Perhaps one of the main objectives of each museum or gallery is to preserve some sort of art and share knowledge among larger groups of people. But when a spectacular collection of ancient treasures and never-seen before pieces meet our modern days, well then, it becomes obvious that there is much more to it than simply preservation and exchange of information. When 62 priceless antique masterpieces, part of Vasil Bojkov collection, were showcased at the National Gallery of Art in Sofia earlier this year, people were actually introduced to something that goes far beyond mere facts. They faced symbolism and artistry. They explored culture and history. They learned and admired. Stories of ancient Greece came to life. The legends of Orpheus and the Argonauts visited the present and made people question themselves whether or not these were just myths or things that appeared as a result of people’s imagination and freedom of interpretation. Images of heroes left the realms of myths and comfortably inhabited the present and the minds of historians, archeologists, culture and art lovers, children and adults.
‘The Golden Fleece. The quest of the Argonauts Exhibition’ took place back in March 16th and was extended until the end of June this year due to the high interest. And even though it happened months ago, it still remains as vivid as then. The marvelous craftsmanship of the ancient world gave people an opportunity to go on an a fabulous adventure and follow the Argonauts in search for the Golden Fleece that represents fertility, kingship, and sacrifice. Everyone who went to see the exhibition was transported to an intriguing world of elaborate designs, history, and ancient heroes like Orpheus.
Most people know him for the legendary musician he was who was famous for his ability to enchant all living creatures with his music. However, a few may know that Orpheus was also among the crew of Argonauts who travelled with Jason on their great expedition, looking for the Golden Fleece. According to different stories, the musician used his music on several occasions to make help them along the dangerous journey. One time, he is said to have pacified the furious sea by playing on his lyre.
Another time, Orpheus managed to save the Argonauts from the Sirens by playing so loudly on his instrument that he overcome the deadly songs of the Sirens and the crew did not hear them.

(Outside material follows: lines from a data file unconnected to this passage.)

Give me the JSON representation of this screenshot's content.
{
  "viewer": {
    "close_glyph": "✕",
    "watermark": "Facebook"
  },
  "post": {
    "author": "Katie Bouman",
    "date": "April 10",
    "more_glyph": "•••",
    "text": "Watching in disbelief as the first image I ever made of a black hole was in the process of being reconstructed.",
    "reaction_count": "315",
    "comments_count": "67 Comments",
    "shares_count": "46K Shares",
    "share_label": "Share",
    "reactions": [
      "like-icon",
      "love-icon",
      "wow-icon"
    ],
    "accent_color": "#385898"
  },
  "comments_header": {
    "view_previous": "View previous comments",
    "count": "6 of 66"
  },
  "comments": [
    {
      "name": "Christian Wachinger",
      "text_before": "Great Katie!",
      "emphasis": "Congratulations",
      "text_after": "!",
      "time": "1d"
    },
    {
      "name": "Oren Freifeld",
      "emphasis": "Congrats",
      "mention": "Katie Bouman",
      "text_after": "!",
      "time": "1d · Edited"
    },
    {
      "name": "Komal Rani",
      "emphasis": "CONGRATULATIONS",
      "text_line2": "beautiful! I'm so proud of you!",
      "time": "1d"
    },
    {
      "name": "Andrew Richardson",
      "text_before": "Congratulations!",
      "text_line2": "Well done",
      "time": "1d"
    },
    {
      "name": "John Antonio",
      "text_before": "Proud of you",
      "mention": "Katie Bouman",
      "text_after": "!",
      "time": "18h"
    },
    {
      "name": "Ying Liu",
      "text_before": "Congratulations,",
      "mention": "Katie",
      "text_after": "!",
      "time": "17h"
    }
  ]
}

All of these stories and more were brought to life by the amazing objects displayed at the National Art Gallery.The sixty-two carefully selected pieces, from the splendid private collection of Bojkov that comprises of over 3000 cultural and historical valuables, allowed everyone to trace back our connection with the ancient people of Thrace. Thracian kingdoms, mystical lands, and sacred places were once again brought up. They included gold and silver vessels, red-figure vases, ritual silver-gilt vessels, objects used for funerary rites, other ritual sets, and other never-showed-before artworks.Among the most spectacular treasures was definitely the silver kantharos that depicted a scene of sacrifice and was at the center of the exposition. It was used for rituals that honored Dionysus, the ancient God of wine. Only one more similar artifact exists in the world and it is featured in the Metropolitan Museum in New York.
Truly, the collection interested various groups of people – from mythology lovers to experienced historians; from newcomers to the world of art to other collectors – proving that the world of Ancient Thracians is far more spectacular and full of secrets than we can actually imagine.